From ancient times to Modern Day America people have celebrated the harvest. In less-technologically advanced ages, the Harvest also meant canning, storing, and hunting for the leaner winter ahead. For ancient cultures, the harvest and its abundance were cues to be resourceful.
During my dieting days, I never looked at times of abundance, whether with food or work, as ways to be resourceful. I equated resourcefulness with Spartanism: staying within self-appointed calorie limits, exercising six days a week, and avoiding occasions—such as dinner with friends and parties— where my “will power” would fail. Fun wasn’t possible anyway, until I arrived at my goal weight. Life would be one huge party then. Eventually with exhaustion and frustration from my efforts, I’d go back to my old eating habits.
Then, I didn’t realized that abundance could teach me resourcefulness. The hints were less than subtle that, just as during harvest time, I needed to do some hard and clever work. But, I needed to direct my energy towards improving other areas of my life, not towards diets and the treadmill. As I found and focused on other pleasures, food, previously at the center of my life, dwindled in significance.
This happened through a process of sowing, reaping, and storing. It started with small action: leaving my laptop at work to focus on other outside interests which made me more productive in fewer hours, committing to spending an hour or so outside of my apartment after work instead of in front of the TV. These early success provided the momentum that eventually lead to a complete career and life shift. Still, figuring out these small first steps is the hardest.
A good starting point to planting a better life is to ask: “What am I only tolerating in my life?” Then decide which easy changes will make the most of where you are in life now. My clients are always shocked at what these beginning steps reveal and the changes they set in motion—both in their weight and their lifestyle. And, just as rationing and storing seems a paradoxical response to abundance, doing what is initially frightening can result in feeling secure. As you become more resourceful, you become confident that you can handle whatever life throws your way. You begin to make decisions from a place of empowerment, not fear.

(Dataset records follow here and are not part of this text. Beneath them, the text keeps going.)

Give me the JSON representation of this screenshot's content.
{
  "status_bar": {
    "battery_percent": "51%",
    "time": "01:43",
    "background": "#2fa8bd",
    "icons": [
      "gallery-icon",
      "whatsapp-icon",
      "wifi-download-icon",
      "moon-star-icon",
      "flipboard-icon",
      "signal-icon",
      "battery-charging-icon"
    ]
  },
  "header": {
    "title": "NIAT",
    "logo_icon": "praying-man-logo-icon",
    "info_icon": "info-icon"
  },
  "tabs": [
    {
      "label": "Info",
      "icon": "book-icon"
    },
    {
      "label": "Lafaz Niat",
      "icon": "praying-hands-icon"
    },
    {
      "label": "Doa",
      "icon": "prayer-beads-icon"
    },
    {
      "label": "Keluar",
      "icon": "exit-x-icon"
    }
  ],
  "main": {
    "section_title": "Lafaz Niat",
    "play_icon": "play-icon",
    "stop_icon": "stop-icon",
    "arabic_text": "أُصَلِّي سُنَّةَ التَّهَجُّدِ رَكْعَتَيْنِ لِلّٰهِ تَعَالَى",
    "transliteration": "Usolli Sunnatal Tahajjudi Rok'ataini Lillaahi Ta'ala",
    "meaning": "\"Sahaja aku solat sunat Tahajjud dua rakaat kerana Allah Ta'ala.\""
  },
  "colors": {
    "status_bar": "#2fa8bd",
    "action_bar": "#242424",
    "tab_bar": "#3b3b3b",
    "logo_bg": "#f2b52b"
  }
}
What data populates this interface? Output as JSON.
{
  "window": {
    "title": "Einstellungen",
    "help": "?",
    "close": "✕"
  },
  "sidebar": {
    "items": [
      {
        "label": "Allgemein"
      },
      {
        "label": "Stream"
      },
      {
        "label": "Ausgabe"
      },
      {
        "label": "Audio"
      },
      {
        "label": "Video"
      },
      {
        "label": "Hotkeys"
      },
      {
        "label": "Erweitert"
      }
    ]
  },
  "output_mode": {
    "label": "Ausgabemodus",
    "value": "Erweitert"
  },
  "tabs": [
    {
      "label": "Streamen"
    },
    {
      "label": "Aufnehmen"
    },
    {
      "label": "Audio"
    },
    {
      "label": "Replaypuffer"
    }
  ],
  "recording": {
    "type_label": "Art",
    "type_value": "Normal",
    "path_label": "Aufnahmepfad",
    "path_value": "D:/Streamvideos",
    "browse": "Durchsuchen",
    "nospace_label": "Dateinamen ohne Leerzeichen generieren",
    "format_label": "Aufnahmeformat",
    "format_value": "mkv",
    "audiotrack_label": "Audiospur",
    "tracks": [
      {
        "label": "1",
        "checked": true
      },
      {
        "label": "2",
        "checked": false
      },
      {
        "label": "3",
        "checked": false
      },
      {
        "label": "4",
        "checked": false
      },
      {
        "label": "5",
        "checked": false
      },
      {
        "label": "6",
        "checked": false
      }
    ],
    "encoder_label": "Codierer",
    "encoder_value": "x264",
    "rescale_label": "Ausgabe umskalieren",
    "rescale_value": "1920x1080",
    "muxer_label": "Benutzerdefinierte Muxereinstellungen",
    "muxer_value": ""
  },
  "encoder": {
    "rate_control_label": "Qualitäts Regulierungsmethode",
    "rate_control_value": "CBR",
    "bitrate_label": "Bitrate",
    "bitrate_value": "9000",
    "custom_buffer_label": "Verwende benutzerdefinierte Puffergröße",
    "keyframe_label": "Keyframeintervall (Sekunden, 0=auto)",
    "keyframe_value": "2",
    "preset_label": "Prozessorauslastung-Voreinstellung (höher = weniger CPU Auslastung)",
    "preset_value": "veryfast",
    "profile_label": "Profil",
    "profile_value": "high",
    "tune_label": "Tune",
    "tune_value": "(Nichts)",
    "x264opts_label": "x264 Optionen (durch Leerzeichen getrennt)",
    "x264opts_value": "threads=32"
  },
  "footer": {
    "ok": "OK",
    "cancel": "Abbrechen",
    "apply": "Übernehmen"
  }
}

So in honor of both Halloween and the Harvest, I challenge you to do one thing that scares you this October. Say no to a dreaded and unnecessary obligation. Leave your work laptop at the office one or two nights a week. Hire a cleaning service to take something off your plate. Spend an evening confronting your closet and make it reflect your identity now. You may be surprised at the bumper crops that result from planting these few seeds.
To a home-made harvest,
P.S. – In response to an abundance of requests from people outside of Philadelphia and my Truce with Food Program selling out early, I am offering a virtual lunch hour Truce with Food by phone beginning on Thursday, October 20th by phone. This group will also be limited so please reserve early to preserve your spot.